The three models consist largely of theft, aggravated robbery with the use of firearms or knives and cargo theft and hostage-taking. Insisting on anonymity, experts spoke to Bernama on the sidelines of the IPI event about a recent attack on a Malaysian oil tanker; the pirates fled after a Malaysian naval ship intervened.
Malaysian naval chief Tan Sri Abdul Aziz Jaafar was quoted as saying that the eight pirates, wielding guns and machetes, and believed to be Indonesians, abandoned the MT Orkim Harmony but all 22 crew were safe, except for an Indonesian cook who was shot in the thigh (Abdul Aziz tweeted).
The ship was carrying 7.5 million liters of gasoline worth some RM21 million. Deepak Shetty, an Indian expert on mercantile shipping, who is the director general of shipping and an additional secretary in India's Ministry of Shipping, told Bernama that Somalia was the epicentre of piracy until three years ago. "Somalia no longer dominate piracy which is migrating to other regions," he said.
Indian seafarers had also been kidnapped in the past but they were released; the last abducted Indian seafarer was released in November 2013, after spending a staggering four years and one month in captivity.

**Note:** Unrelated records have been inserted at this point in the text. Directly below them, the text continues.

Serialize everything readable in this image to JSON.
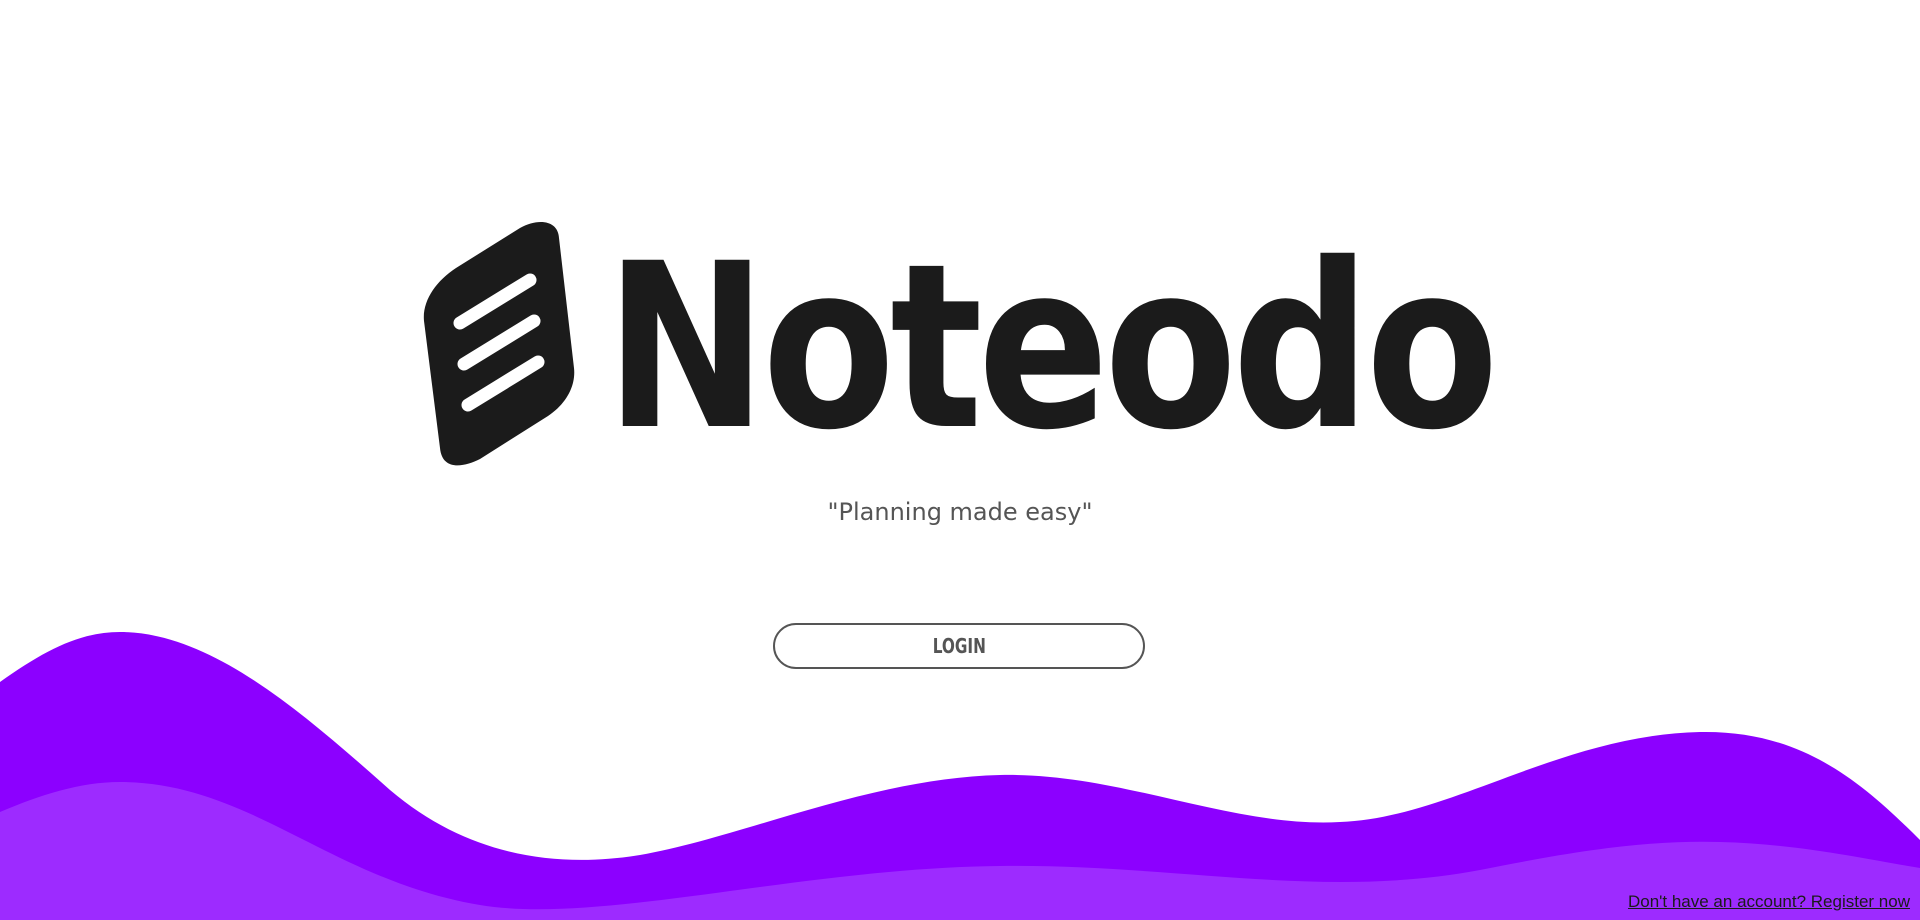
{
  "brand": {
    "name": "Noteodo",
    "logo_icon": "notepad-icon",
    "tagline": "\"Planning made easy\""
  },
  "actions": {
    "login_label": "LOGIN",
    "register_label": "Don't have an account? Register now"
  },
  "colors": {
    "wave_primary": "#8c00ff",
    "wave_secondary": "#9d2bff",
    "text_dark": "#1b1b1b",
    "text_muted": "#555555"
  }
}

Shetty emphasised that the Indian Government maintains a strict policy of not negotiating with pirates, terrorists, etc. Commenting on piracy in Southeast Asia, Shetty said that the region was largely safe. "Indonesia, Malaysia and Singapore are responsible nations, and they are capable of reacting effectively (to combat piracy). African nations are asked to pay attention to enforcement and bring to justice the pirates and their kingpins.
One deterrent against piracy is to forfeit and freeze financial assets originating from piracy, and thus also prevent money-laundering and financing of terrorism," he said.